We nearly didn’t survive yesterday, so today I’m declaring that triple-digit division is on hold until January. Did you hear that squealing? That was Jeremy. He’s thrilled. He loves me again.
Jackson, on the other hand, cannot be held back. He zoomed through an entire math unit in one day and got a hundred on his test. Wait until you have to do long division, says Jeremy.
I’m floating along in a stupor this month unable to fully devote myself to any one thing. I can’t believe we are a week away from Christmas. I must have blinked. (If you haven’t received a Christmas card from us it’s because I didn’t write one.)
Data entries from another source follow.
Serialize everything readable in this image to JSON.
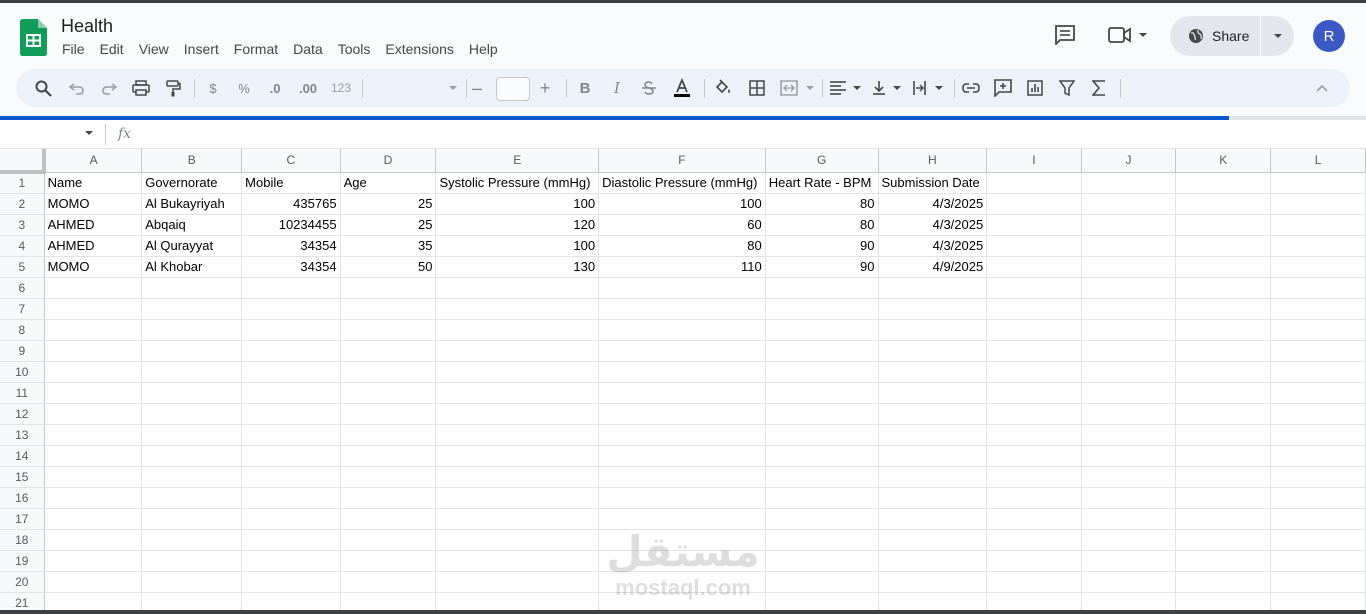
{
  "doc": {
    "title": "Health"
  },
  "menu": [
    "File",
    "Edit",
    "View",
    "Insert",
    "Format",
    "Data",
    "Tools",
    "Extensions",
    "Help"
  ],
  "share": {
    "label": "Share"
  },
  "avatar": {
    "initial": "R",
    "color": "#3b58c4"
  },
  "toolbar": {
    "currency": "$",
    "percent": "%",
    "dec_less": ".0",
    "dec_more": ".00",
    "num_format": "123",
    "minus": "–",
    "plus": "+",
    "bold": "B",
    "italic": "I"
  },
  "formula": {
    "fx": "fx"
  },
  "progress": {
    "fraction": 0.9
  },
  "columns": [
    "A",
    "B",
    "C",
    "D",
    "E",
    "F",
    "G",
    "H",
    "I",
    "J",
    "K",
    "L"
  ],
  "rows": [
    [
      "Name",
      "Governorate",
      "Mobile",
      "Age",
      "Systolic Pressure (mmHg)",
      "Diastolic Pressure (mmHg)",
      "Heart Rate - BPM",
      "Submission Date"
    ],
    [
      "MOMO",
      "Al Bukayriyah",
      "435765",
      "25",
      "100",
      "100",
      "80",
      "4/3/2025"
    ],
    [
      "AHMED",
      "Abqaiq",
      "10234455",
      "25",
      "120",
      "60",
      "80",
      "4/3/2025"
    ],
    [
      "AHMED",
      "Al Qurayyat",
      "34354",
      "35",
      "100",
      "80",
      "90",
      "4/3/2025"
    ],
    [
      "MOMO",
      "Al Khobar",
      "34354",
      "50",
      "130",
      "110",
      "90",
      "4/9/2025"
    ]
  ],
  "row_count": 21,
  "watermark": {
    "arabic": "مستقل",
    "latin": "mostaql.com"
  },
  "colors": {
    "accent": "#0b57d0",
    "sheets_green": "#0f9d58"
  }
}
We’ll be boarding Major next week while my family is here, which has me both relieved and sad. I’ve never excluded our pets from Christmas morning rituals, but our blue tick hound would lose his ever-loving mind in all the commotion of unwrapping presents. He would try to steal the turkey off the dinner table and he’d probably knock down my grandmother in an attempt to lick her face. In the last 24 hours, Major has stolen Jackson’s peanut butter and jelly sandwich off his lunch plate, chewed the computer mouse from the boys’ school desk, destroyed a piece of mail, and nearly swallowed a Lego. That is in addition to three new holes dug in the backyard and waking me up at 6:30 three mornings in a row.
I swear. If I didn’t love running with this dog…
Do I sound like a Scrooge? I promise you I’m not there yet. However, Chuck finished reading my novel yesterday (what I’ve written thus far) and gently told me last night that he doesn’t think it’s realistic to finish by New Years. He knows the general direction the story is going, and based on what he knows, he thinks I’d be rushing myself unnecessarily to meet some sort of faux deadline. I conceded that he was right. I’m not sure why I’m rushing, aside from blaming one of my distorted perfectionist flaws. Technically, since this book is my capstone project to complete the master’s program, I don’t have to finish it until next December. I have a solid year to write and edit it.
Speaking of Chuck, I’ll end this post with his contribution to this year’s Elf on the Shelf: